§ **EXERCISE DESCRIPTION**
The reply should give back every entry exactly as written.

§ **RECORD SET**
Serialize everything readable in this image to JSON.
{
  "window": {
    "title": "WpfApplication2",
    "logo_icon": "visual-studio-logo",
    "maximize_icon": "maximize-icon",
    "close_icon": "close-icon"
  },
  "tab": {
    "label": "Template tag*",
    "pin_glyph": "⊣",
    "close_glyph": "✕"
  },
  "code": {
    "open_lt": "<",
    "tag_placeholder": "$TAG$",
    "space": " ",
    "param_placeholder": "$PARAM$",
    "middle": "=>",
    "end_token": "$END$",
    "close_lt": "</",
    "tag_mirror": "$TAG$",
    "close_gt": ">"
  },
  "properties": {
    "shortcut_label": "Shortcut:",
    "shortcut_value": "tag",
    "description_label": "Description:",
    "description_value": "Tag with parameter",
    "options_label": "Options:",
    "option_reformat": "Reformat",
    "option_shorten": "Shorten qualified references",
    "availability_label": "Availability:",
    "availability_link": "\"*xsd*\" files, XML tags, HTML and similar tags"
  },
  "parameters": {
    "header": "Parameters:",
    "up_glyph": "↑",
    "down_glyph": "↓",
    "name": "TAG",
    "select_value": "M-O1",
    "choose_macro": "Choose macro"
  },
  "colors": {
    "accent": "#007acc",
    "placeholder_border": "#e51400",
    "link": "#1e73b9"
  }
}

§ **YOUR SOLUTION**
Serialize everything readable in this image to JSON.
{
  "window": {
    "title": "WpfApplication2",
    "logo_icon": "visual-studio-logo",
    "maximize_icon": "maximize-icon",
    "close_icon": "close-icon"
  },
  "tab": {
    "label": "Template tag*",
    "pin_glyph": "⊣",
    "close_glyph": "✕"
  },
  "code": {
    "open_lt": "<",
    "tag_placeholder": "$TAG$",
    "space": " ",
    "param_placeholder": "$PARAM$",
    "middle": "=>",
    "end_token": "$END$",
    "close_lt": "</",
    "tag_mirror": "$TAG$",
    "close_gt": ">"
  },
  "properties": {
    "shortcut_label": "Shortcut:",
    "shortcut_value": "tag",
    "description_label": "Description:",
    "description_value": "Tag with parameter",
    "options_label": "Options:",
    "option_reformat": "Reformat",
    "option_shorten": "Shorten qualified references",
    "availability_label": "Availability:",
    "availability_link": "\"*xsd*\" files, XML tags, HTML and similar tags"
  },
  "parameters": {
    "header": "Parameters:",
    "up_glyph": "↑",
    "down_glyph": "↓",
    "name": "TAG",
    "select_value": "M-O1",
    "choose_macro": "Choose macro"
  },
  "colors": {
    "accent": "#007acc",
    "placeholder_border": "#e51400",
    "link": "#1e73b9"
  }
}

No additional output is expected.